PHP Serving RESTful APIs Editing a Resource - Web Development and Design | Tutorial for Java, PHP, HTML, Javascript PHP Serving RESTful APIs Editing a Resource - Web Development and Design | Tutorial for Java, PHP, HTML, Javascript

Breaking

Post Top Ad

Post Top Ad

Friday, June 21, 2019

PHP Serving RESTful APIs Editing a Resource

PHP Serving RESTful APIs


Editing a Resource

Problem

You want to let people update a resource.

Solution

Accept requests using PUT. Read the POST body. Return success.

For a PUT request to http://api.example.com/v1/jobs/123:

       PUT /v1/jobs/123 HTTP/1.1
       Host: api.example.com
       Content-Type: application/json
       Content-Length: 49

       {
             "position": {
                   "title": "PHP Developer"
             }
       }

Use this PHP code:

       if ($_SERVER["REQUEST_METHOD"] == 'PUT') {
            $body = file_get_contents('php://input');
            switch(strtolower($_SERVER['HTTP_CONTENT_TYPE'])) {
                 case "application/json":
                      $job = json_decode($body);
                      break;
                 case "text/xml":
                      // parsing here
                      break;
            }

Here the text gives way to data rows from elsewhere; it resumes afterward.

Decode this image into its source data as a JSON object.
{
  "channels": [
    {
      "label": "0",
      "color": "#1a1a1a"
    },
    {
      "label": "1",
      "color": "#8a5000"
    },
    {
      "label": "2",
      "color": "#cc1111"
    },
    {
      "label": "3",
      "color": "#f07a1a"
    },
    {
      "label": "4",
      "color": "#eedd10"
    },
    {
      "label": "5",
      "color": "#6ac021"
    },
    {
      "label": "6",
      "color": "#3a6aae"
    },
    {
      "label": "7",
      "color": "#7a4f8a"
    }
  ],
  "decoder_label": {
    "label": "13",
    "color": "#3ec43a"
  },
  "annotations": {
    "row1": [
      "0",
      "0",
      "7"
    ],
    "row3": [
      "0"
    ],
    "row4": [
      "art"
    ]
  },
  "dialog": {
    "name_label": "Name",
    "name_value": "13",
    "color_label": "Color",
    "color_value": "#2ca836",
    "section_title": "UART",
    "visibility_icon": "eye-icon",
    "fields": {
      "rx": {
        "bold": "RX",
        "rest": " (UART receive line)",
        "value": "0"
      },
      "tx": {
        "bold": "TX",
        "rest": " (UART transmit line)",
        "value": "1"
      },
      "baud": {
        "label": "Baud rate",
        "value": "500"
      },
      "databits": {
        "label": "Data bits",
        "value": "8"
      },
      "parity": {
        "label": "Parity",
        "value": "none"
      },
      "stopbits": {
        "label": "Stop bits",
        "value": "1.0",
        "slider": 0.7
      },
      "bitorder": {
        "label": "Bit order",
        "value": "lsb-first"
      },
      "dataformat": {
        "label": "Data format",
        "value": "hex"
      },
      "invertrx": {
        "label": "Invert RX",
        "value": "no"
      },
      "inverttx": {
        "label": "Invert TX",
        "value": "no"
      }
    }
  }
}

            // Validate input

            // Modify the Resource

            $request = explode('/', substr($_SERVER['PATH_INFO'], 1));
            $resource = array_shift($request);
            $id = update($job, $request[0]); // Uses id from request

            http_response_code(204); // No Content
       }

To generate this output:

       HTTP/1.1 204 No Content

Discussion

To update a resource, accept PUT requests. The resource provided in the POST body replaces the current resource. For an explanation of the logic to parse this request.

If the request is successful, return 204 (No Content). You don’t return 201 because the resource already exists. You can return 200, but 204 is preferable when you don’t return an HTTP body. This allows the client to definitely know nothing was lost.

PUT requests are not safe, but they are idempotent because the resource being PUT entirely replaces the current entity. Unfortunately, this means that even updating a one-character typo requires you to transmit the entire resource.

Some sites allow partial updates using PUT. For example, this request keeps the resource as is, except for updating the postal code:

       PUT /v1/jobs/123 HTTP/1.1
       Host: api.example.com
       Content-Type: application/json
       Content-Length: 43

       {
             "location" {
                   "postalCode": 94043
             }
       }

This makes it hard to disambiguate between when you want to delete a field versus intentionally not providing it. The PATCH method is a proposed standard for partial updates, so you can differentiate your behavior based on a PUT or a PATCH.



No comments:

Post a Comment

Post Top Ad